:: The problem ::
All entries below are to be duplicated verbatim.

:: Supplied data ::
[Start of Attachment]

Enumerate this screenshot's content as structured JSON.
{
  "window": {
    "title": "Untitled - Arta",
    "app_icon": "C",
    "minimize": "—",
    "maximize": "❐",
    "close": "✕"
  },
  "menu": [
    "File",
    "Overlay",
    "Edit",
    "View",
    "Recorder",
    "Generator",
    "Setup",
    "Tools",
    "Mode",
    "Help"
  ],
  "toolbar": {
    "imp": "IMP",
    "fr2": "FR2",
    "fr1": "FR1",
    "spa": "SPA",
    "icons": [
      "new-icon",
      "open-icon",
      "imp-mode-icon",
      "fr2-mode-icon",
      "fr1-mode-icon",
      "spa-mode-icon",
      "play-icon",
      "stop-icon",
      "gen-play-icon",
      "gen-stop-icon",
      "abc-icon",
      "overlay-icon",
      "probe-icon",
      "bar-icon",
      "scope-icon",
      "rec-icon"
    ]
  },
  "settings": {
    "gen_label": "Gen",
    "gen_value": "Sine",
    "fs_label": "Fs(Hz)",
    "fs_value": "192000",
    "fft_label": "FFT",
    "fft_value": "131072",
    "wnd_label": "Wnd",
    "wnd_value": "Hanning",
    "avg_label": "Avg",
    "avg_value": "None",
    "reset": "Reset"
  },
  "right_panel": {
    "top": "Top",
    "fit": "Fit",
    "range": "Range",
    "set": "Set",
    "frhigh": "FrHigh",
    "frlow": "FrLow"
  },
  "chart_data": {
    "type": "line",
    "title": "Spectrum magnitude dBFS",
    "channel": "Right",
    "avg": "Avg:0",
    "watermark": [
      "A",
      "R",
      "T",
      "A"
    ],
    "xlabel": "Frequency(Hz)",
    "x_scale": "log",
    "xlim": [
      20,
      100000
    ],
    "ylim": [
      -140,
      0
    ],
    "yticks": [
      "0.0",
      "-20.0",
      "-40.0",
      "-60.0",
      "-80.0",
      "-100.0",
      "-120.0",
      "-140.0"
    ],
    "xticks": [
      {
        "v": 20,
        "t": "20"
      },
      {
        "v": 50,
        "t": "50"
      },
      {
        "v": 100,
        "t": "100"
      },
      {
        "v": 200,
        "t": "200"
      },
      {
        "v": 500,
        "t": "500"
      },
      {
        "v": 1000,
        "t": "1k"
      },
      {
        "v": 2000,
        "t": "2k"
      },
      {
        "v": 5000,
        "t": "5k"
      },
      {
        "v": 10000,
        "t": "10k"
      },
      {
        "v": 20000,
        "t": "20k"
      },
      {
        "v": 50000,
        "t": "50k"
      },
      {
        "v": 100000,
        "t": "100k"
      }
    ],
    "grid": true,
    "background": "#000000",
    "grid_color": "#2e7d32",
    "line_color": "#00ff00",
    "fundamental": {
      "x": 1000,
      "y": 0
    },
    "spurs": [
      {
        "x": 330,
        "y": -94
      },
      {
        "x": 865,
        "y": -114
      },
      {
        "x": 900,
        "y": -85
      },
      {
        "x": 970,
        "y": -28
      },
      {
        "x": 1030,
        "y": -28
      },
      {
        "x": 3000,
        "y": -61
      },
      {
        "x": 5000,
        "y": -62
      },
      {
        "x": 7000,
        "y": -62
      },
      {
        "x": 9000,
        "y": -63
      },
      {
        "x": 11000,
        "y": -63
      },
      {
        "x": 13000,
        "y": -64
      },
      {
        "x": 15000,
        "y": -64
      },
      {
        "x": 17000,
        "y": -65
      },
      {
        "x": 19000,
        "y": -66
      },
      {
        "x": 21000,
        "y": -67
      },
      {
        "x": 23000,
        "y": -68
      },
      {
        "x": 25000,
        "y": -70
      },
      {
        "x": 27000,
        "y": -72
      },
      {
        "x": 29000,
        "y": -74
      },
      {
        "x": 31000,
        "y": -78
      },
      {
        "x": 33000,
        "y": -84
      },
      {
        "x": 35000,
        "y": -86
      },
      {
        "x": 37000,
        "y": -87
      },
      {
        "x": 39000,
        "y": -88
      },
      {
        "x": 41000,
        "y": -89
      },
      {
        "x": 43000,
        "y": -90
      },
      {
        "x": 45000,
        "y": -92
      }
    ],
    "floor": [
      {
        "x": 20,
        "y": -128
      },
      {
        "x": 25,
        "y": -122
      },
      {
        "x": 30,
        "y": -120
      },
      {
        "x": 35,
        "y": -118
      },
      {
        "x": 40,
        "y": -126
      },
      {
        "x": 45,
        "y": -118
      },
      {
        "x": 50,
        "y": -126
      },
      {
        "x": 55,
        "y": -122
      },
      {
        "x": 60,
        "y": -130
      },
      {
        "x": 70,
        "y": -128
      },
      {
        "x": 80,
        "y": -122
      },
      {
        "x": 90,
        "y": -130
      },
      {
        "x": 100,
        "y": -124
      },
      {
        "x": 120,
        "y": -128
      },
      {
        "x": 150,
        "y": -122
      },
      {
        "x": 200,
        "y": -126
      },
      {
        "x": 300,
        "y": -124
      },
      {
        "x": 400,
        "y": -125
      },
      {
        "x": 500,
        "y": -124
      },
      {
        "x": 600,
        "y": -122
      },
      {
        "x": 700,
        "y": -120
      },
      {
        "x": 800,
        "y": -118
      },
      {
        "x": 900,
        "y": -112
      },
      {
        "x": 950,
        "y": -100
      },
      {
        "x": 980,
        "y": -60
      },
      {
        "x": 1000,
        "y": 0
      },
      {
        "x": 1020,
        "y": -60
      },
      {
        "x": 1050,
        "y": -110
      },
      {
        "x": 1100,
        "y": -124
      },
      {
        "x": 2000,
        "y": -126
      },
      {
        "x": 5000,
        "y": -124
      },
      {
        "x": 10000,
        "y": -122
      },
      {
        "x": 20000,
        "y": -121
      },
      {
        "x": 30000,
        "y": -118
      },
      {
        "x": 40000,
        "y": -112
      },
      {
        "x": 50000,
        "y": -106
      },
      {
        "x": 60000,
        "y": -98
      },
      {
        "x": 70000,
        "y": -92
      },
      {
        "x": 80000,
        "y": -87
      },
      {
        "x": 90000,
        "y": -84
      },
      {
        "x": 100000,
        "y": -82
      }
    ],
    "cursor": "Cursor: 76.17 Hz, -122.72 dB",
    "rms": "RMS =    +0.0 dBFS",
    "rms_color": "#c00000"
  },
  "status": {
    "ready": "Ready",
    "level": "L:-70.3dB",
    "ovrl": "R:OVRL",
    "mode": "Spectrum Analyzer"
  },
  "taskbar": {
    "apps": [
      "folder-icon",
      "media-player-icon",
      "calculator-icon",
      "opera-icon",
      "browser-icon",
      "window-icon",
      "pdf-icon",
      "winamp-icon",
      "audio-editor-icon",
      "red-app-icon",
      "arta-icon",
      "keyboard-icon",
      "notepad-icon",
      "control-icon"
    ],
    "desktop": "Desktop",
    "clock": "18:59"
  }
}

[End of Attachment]

:: Solution for this exercise ::
Enumerate this screenshot's content as structured JSON.
{
  "window": {
    "title": "Untitled - Arta",
    "app_icon": "C",
    "minimize": "—",
    "maximize": "❐",
    "close": "✕"
  },
  "menu": [
    "File",
    "Overlay",
    "Edit",
    "View",
    "Recorder",
    "Generator",
    "Setup",
    "Tools",
    "Mode",
    "Help"
  ],
  "toolbar": {
    "imp": "IMP",
    "fr2": "FR2",
    "fr1": "FR1",
    "spa": "SPA",
    "icons": [
      "new-icon",
      "open-icon",
      "imp-mode-icon",
      "fr2-mode-icon",
      "fr1-mode-icon",
      "spa-mode-icon",
      "play-icon",
      "stop-icon",
      "gen-play-icon",
      "gen-stop-icon",
      "abc-icon",
      "overlay-icon",
      "probe-icon",
      "bar-icon",
      "scope-icon",
      "rec-icon"
    ]
  },
  "settings": {
    "gen_label": "Gen",
    "gen_value": "Sine",
    "fs_label": "Fs(Hz)",
    "fs_value": "192000",
    "fft_label": "FFT",
    "fft_value": "131072",
    "wnd_label": "Wnd",
    "wnd_value": "Hanning",
    "avg_label": "Avg",
    "avg_value": "None",
    "reset": "Reset"
  },
  "right_panel": {
    "top": "Top",
    "fit": "Fit",
    "range": "Range",
    "set": "Set",
    "frhigh": "FrHigh",
    "frlow": "FrLow"
  },
  "chart_data": {
    "type": "line",
    "title": "Spectrum magnitude dBFS",
    "channel": "Right",
    "avg": "Avg:0",
    "watermark": [
      "A",
      "R",
      "T",
      "A"
    ],
    "xlabel": "Frequency(Hz)",
    "x_scale": "log",
    "xlim": [
      20,
      100000
    ],
    "ylim": [
      -140,
      0
    ],
    "yticks": [
      "0.0",
      "-20.0",
      "-40.0",
      "-60.0",
      "-80.0",
      "-100.0",
      "-120.0",
      "-140.0"
    ],
    "xticks": [
      {
        "v": 20,
        "t": "20"
      },
      {
        "v": 50,
        "t": "50"
      },
      {
        "v": 100,
        "t": "100"
      },
      {
        "v": 200,
        "t": "200"
      },
      {
        "v": 500,
        "t": "500"
      },
      {
        "v": 1000,
        "t": "1k"
      },
      {
        "v": 2000,
        "t": "2k"
      },
      {
        "v": 5000,
        "t": "5k"
      },
      {
        "v": 10000,
        "t": "10k"
      },
      {
        "v": 20000,
        "t": "20k"
      },
      {
        "v": 50000,
        "t": "50k"
      },
      {
        "v": 100000,
        "t": "100k"
      }
    ],
    "grid": true,
    "background": "#000000",
    "grid_color": "#2e7d32",
    "line_color": "#00ff00",
    "fundamental": {
      "x": 1000,
      "y": 0
    },
    "spurs": [
      {
        "x": 330,
        "y": -94
      },
      {
        "x": 865,
        "y": -114
      },
      {
        "x": 900,
        "y": -85
      },
      {
        "x": 970,
        "y": -28
      },
      {
        "x": 1030,
        "y": -28
      },
      {
        "x": 3000,
        "y": -61
      },
      {
        "x": 5000,
        "y": -62
      },
      {
        "x": 7000,
        "y": -62
      },
      {
        "x": 9000,
        "y": -63
      },
      {
        "x": 11000,
        "y": -63
      },
      {
        "x": 13000,
        "y": -64
      },
      {
        "x": 15000,
        "y": -64
      },
      {
        "x": 17000,
        "y": -65
      },
      {
        "x": 19000,
        "y": -66
      },
      {
        "x": 21000,
        "y": -67
      },
      {
        "x": 23000,
        "y": -68
      },
      {
        "x": 25000,
        "y": -70
      },
      {
        "x": 27000,
        "y": -72
      },
      {
        "x": 29000,
        "y": -74
      },
      {
        "x": 31000,
        "y": -78
      },
      {
        "x": 33000,
        "y": -84
      },
      {
        "x": 35000,
        "y": -86
      },
      {
        "x": 37000,
        "y": -87
      },
      {
        "x": 39000,
        "y": -88
      },
      {
        "x": 41000,
        "y": -89
      },
      {
        "x": 43000,
        "y": -90
      },
      {
        "x": 45000,
        "y": -92
      }
    ],
    "floor": [
      {
        "x": 20,
        "y": -128
      },
      {
        "x": 25,
        "y": -122
      },
      {
        "x": 30,
        "y": -120
      },
      {
        "x": 35,
        "y": -118
      },
      {
        "x": 40,
        "y": -126
      },
      {
        "x": 45,
        "y": -118
      },
      {
        "x": 50,
        "y": -126
      },
      {
        "x": 55,
        "y": -122
      },
      {
        "x": 60,
        "y": -130
      },
      {
        "x": 70,
        "y": -128
      },
      {
        "x": 80,
        "y": -122
      },
      {
        "x": 90,
        "y": -130
      },
      {
        "x": 100,
        "y": -124
      },
      {
        "x": 120,
        "y": -128
      },
      {
        "x": 150,
        "y": -122
      },
      {
        "x": 200,
        "y": -126
      },
      {
        "x": 300,
        "y": -124
      },
      {
        "x": 400,
        "y": -125
      },
      {
        "x": 500,
        "y": -124
      },
      {
        "x": 600,
        "y": -122
      },
      {
        "x": 700,
        "y": -120
      },
      {
        "x": 800,
        "y": -118
      },
      {
        "x": 900,
        "y": -112
      },
      {
        "x": 950,
        "y": -100
      },
      {
        "x": 980,
        "y": -60
      },
      {
        "x": 1000,
        "y": 0
      },
      {
        "x": 1020,
        "y": -60
      },
      {
        "x": 1050,
        "y": -110
      },
      {
        "x": 1100,
        "y": -124
      },
      {
        "x": 2000,
        "y": -126
      },
      {
        "x": 5000,
        "y": -124
      },
      {
        "x": 10000,
        "y": -122
      },
      {
        "x": 20000,
        "y": -121
      },
      {
        "x": 30000,
        "y": -118
      },
      {
        "x": 40000,
        "y": -112
      },
      {
        "x": 50000,
        "y": -106
      },
      {
        "x": 60000,
        "y": -98
      },
      {
        "x": 70000,
        "y": -92
      },
      {
        "x": 80000,
        "y": -87
      },
      {
        "x": 90000,
        "y": -84
      },
      {
        "x": 100000,
        "y": -82
      }
    ],
    "cursor": "Cursor: 76.17 Hz, -122.72 dB",
    "rms": "RMS =    +0.0 dBFS",
    "rms_color": "#c00000"
  },
  "status": {
    "ready": "Ready",
    "level": "L:-70.3dB",
    "ovrl": "R:OVRL",
    "mode": "Spectrum Analyzer"
  },
  "taskbar": {
    "apps": [
      "folder-icon",
      "media-player-icon",
      "calculator-icon",
      "opera-icon",
      "browser-icon",
      "window-icon",
      "pdf-icon",
      "winamp-icon",
      "audio-editor-icon",
      "red-app-icon",
      "arta-icon",
      "keyboard-icon",
      "notepad-icon",
      "control-icon"
    ],
    "desktop": "Desktop",
    "clock": "18:59"
  }
}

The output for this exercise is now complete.